United States District Court, E.D. North Carolina, Western Division
Melvin P. White, Jr., Plaintiff,
United States Internal Revenue Service, Defendant.
ORDER & MEMORANDUM & RECOMMENDATION
T. Numbers, II, United States Magistrate Judge.
Melvin P. White, Jr. asks the court to allow him to proceed
with his action without paying the required filing fee and
other costs associated with litigation (colloquially known as
proceeding in forma pauperis or IFP). The court may grant his
request if he submits an affidavit describing his assets and
the court finds that he cannot pay the filing fee. 28 U.S.C.
§ 1915. In assessing a request to proceed IFP, the court
should consider whether the plaintiff can pay the costs
associated with litigation “and still be able to
provide himself and his dependents with the necessities of
life.” Adkins v. E.I. DuPont de Nemours &
Co., 335 U.S. 331, 339 (1948) (internal quotations
omitted). As part of its evaluation of White's request,
the court must also consider the viability of his claims. If
the court determines that the Complaint is frivolous,
malicious, or fails to state a claim upon which relief may be
granted, it must be dismissed. 28 U.S.C. § 1915(e).
White qualifies for IFP status, the district court should
dismiss his complaint because his tax refund claim is barred
by the statute of limitations and he cannot maintain a Bivens
claim against the IRS.
says that he overpaid his federal taxes in an amount totaling
$8, 720.00 for the years 1987, 1988, 1991, 1996, 1997, and
2004. White does not say when or how he learned of the
overpayments, or why the overpayments occurred. Along with
seeking a refund, White claims he is entitled to monetary
damages from the IRS for a violation of his Fourth Amendment
rights stemming from its refusal to refund his overpayment.
D.E.1 at 8, 19.
filed his tax returns on time in each year he allegedly
overpaid his taxes. In February 2009, he contacted the IRS
about a refund for overpayment he made in 1987. Over the next

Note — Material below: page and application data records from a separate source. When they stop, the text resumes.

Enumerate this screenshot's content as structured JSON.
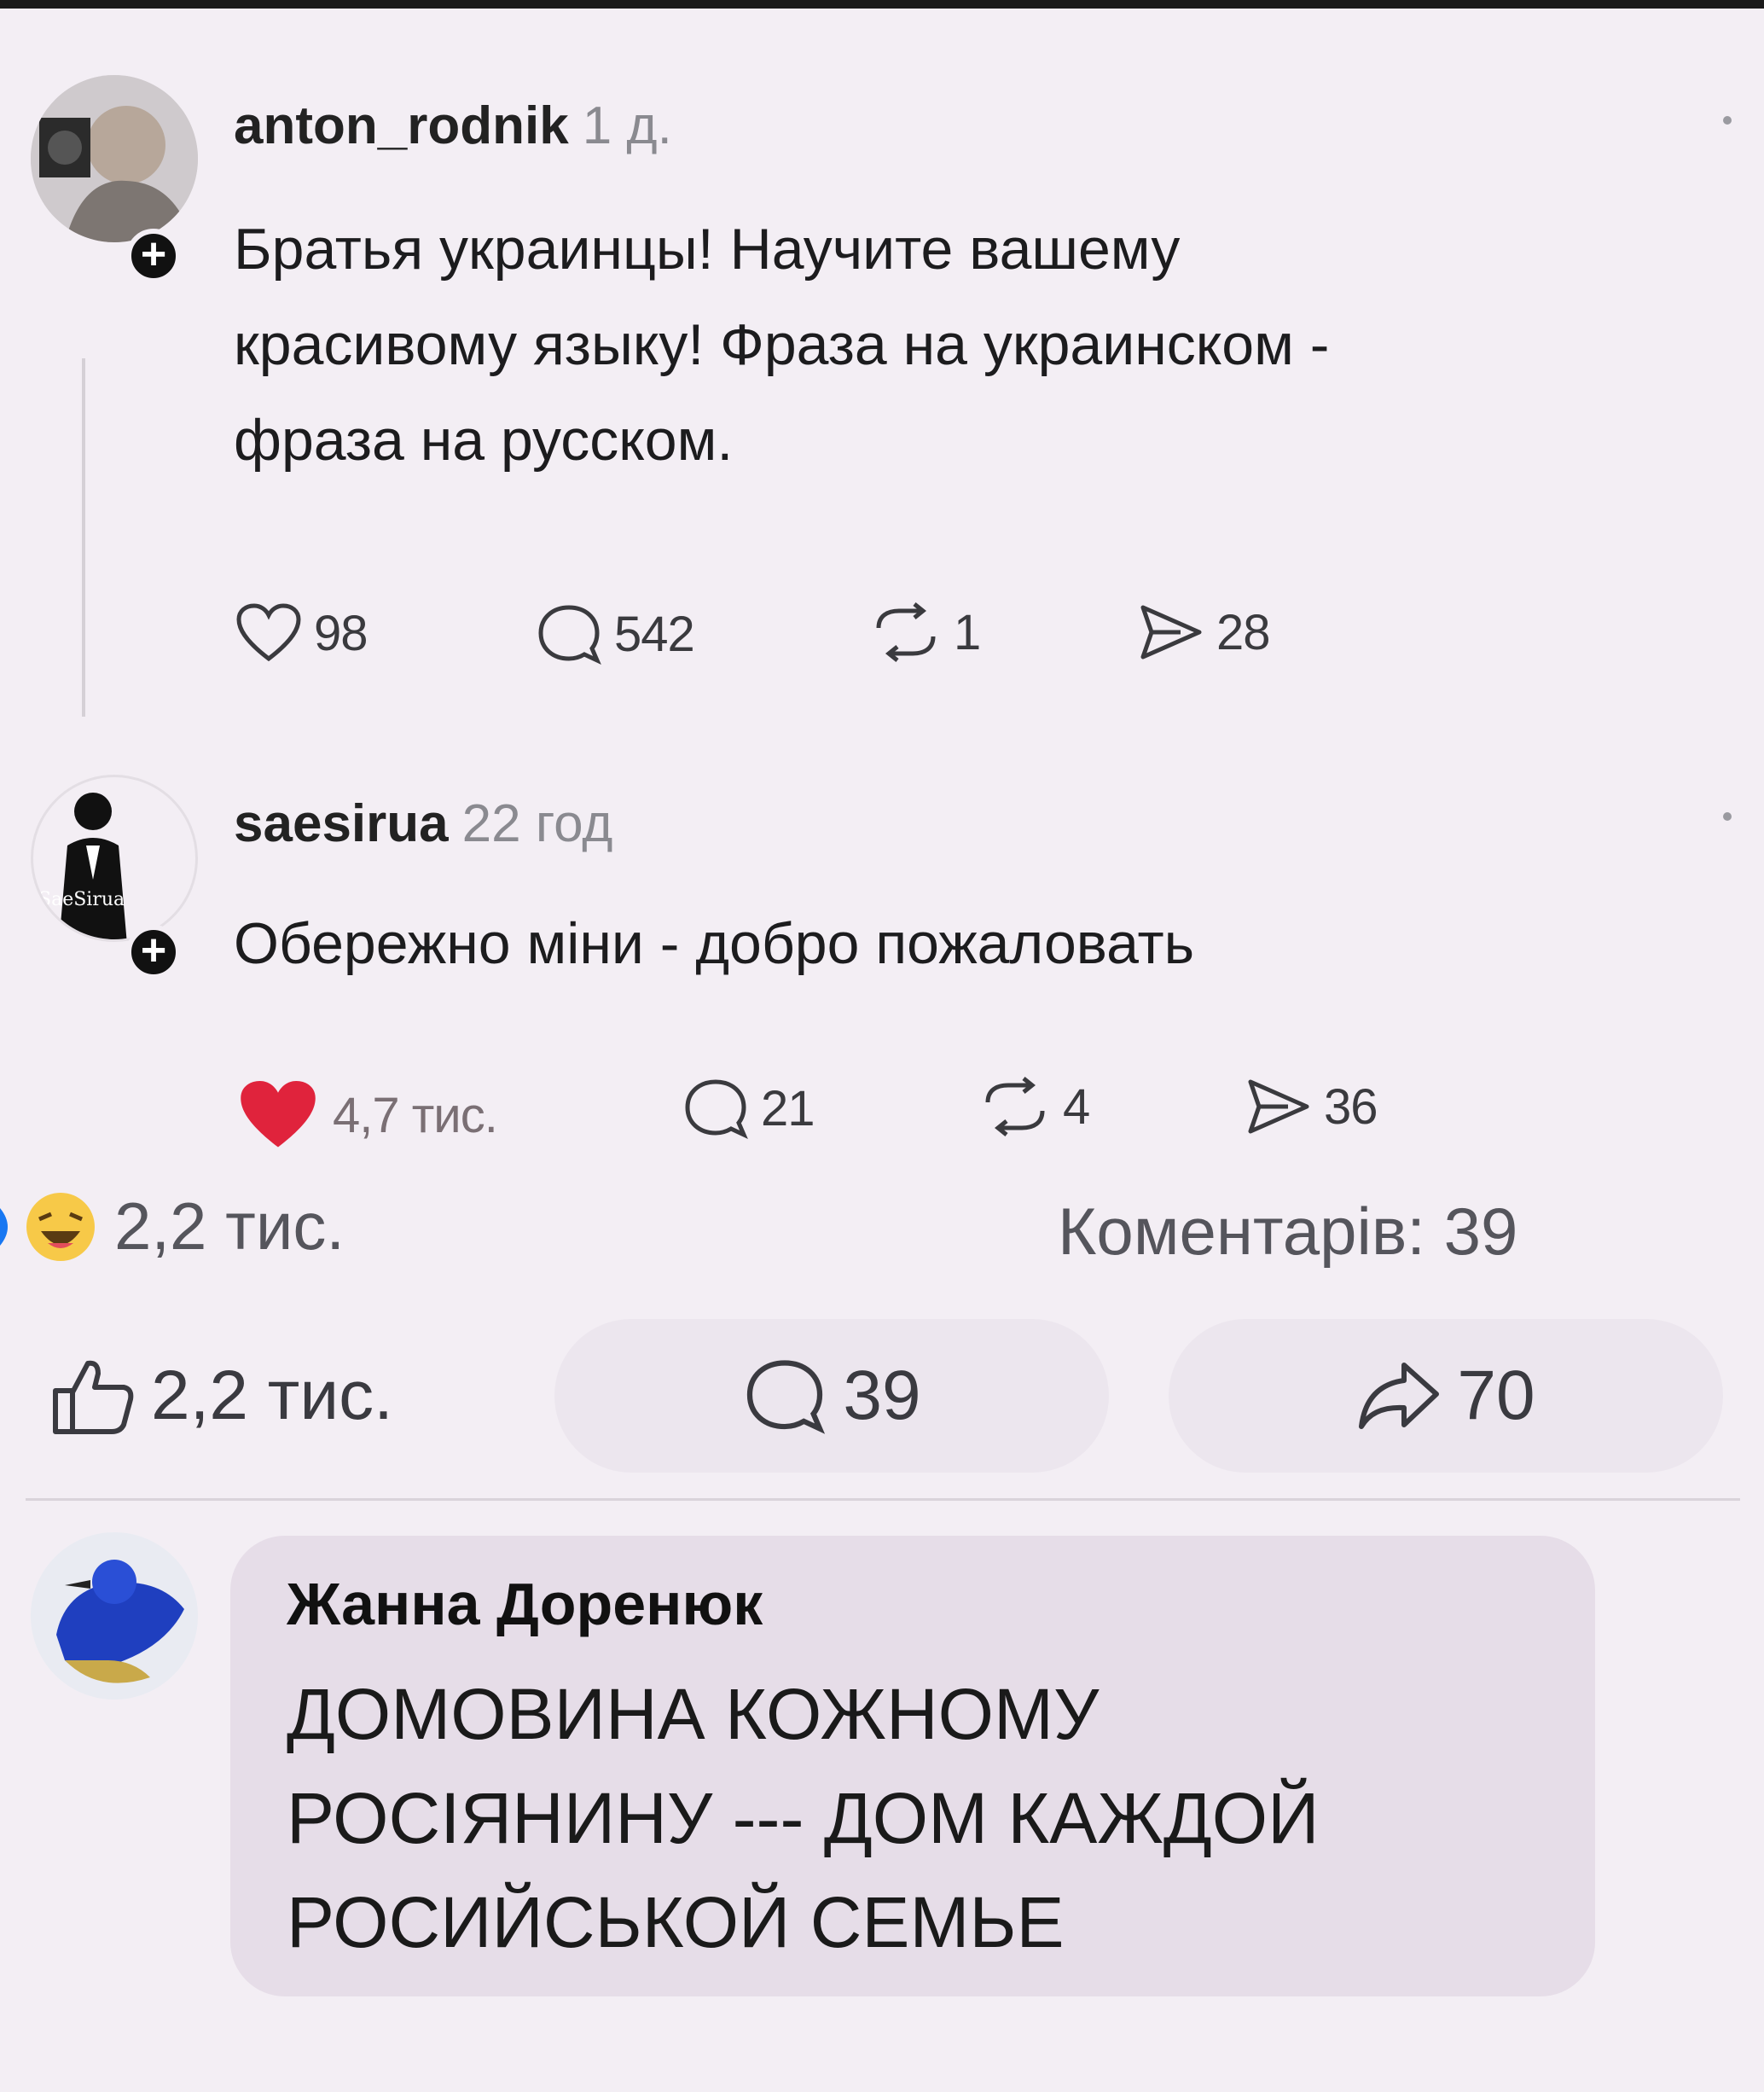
{
  "post1": {
    "username": "anton_rodnik",
    "time": "1 д.",
    "text_lines": [
      "Братья украинцы! Научите вашему",
      "красивому языку! Фраза на украинском -",
      "фраза на русском."
    ],
    "likes": "98",
    "comments": "542",
    "reposts": "1",
    "shares": "28"
  },
  "post2": {
    "username": "saesirua",
    "time": "22 год",
    "avatar_caption": "SaeSirua",
    "text": "Обережно міни - добро пожаловать",
    "likes": "4,7 тис.",
    "comments": "21",
    "reposts": "4",
    "shares": "36"
  },
  "summary": {
    "reactions_count": "2,2 тис.",
    "comments_count": "Коментарів: 39"
  },
  "actions": {
    "like_label": "2,2 тис.",
    "comment_label": "39",
    "share_label": "70"
  },
  "comment": {
    "author": "Жанна Доренюк",
    "text_lines": [
      "ДОМОВИНА КОЖНОМУ",
      "РОСІЯНИНУ --- ДОМ КАЖДОЙ",
      "РОСИЙСЬКОЙ СЕМЬЕ"
    ]
  },
  "colors": {
    "background": "#f3eef4",
    "heart_filled": "#e0233c",
    "bubble": "#e6dde8"
  },
  "icons": [
    "heart-icon",
    "comment-icon",
    "repost-icon",
    "share-icon",
    "thumbs-up-icon",
    "haha-emoji-icon",
    "plus-icon"
  ]
}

three months, White filed refund requests for the other
overpayments. In response, the IRS acknowledged that White
overpaid his taxes in 1997 and 2004 but told him that the
statute of limitations barred his claim for a refund.
2018, nine years after receiving the IRS's response,
White sued the IRS in state court. But a state-court judge
dismissed his case in February 2019 due to a lack of subject
matter jurisdiction. D.E.1 at 9. White filed his claim in
federal court that same month.
Application to Proceed in District Court without Prepaying
Fees or Costs
requests permission to proceed without paying the fees and
costs typically associated with filing a civil action. The
court has reviewed White's Application and has determined
that his monthly income does not greatly exceed his monthly
expenditures. The court finds that White lacks enough
resources to pay the costs associated with litigation, and
thus grants the Application (D.E. 1), and will allow White to
proceed without full prepayment of fees and costs.
Screening Under 28 U.S.C. § 1915/1915A
of its evaluation of White's request, the court must also
consider the viability of his claims. 28 U.S.C. §
1915(e). The court reviews a complaint to eliminate those
claims that unnecessarily impede judicial efficiency and the
administration of justice. The court must dismiss any portion
of the complaint it determines is frivolous, malicious, fails
to state a claim upon which relief may be granted, or seeks
monetary relief from a defendant who is immune from such
relief. Id. § 1915(e)(2)(B).
The Statute of Limitations under the Internal Revenue
Internal Revenue Code requires that taxpayers seeking a
refund of taxes improperly assessed must first file a claim
with the IRS before the taxpayer can seek relief in a court
of law. 26 U.S.C. § 7422(a). After exhausting the
remedies available to him with the IRS, a taxpayer may seek a
refund by bringing a claim in a U.S. district court. 28
U.S.C. § 1346(a)(1).
has established a statute of limitations for claims that a
taxpayer has overpaid their taxes. Any claim for a
“refund of an overpayment of any tax” must be
“filed by the taxpayer within three years from the time
the return was filed or two years from the time the tax was
paid[.]” 26 U.S.C. § 6511(a). Yet White did not
file his request for a refund until 22 years after he made
his first overpayment ...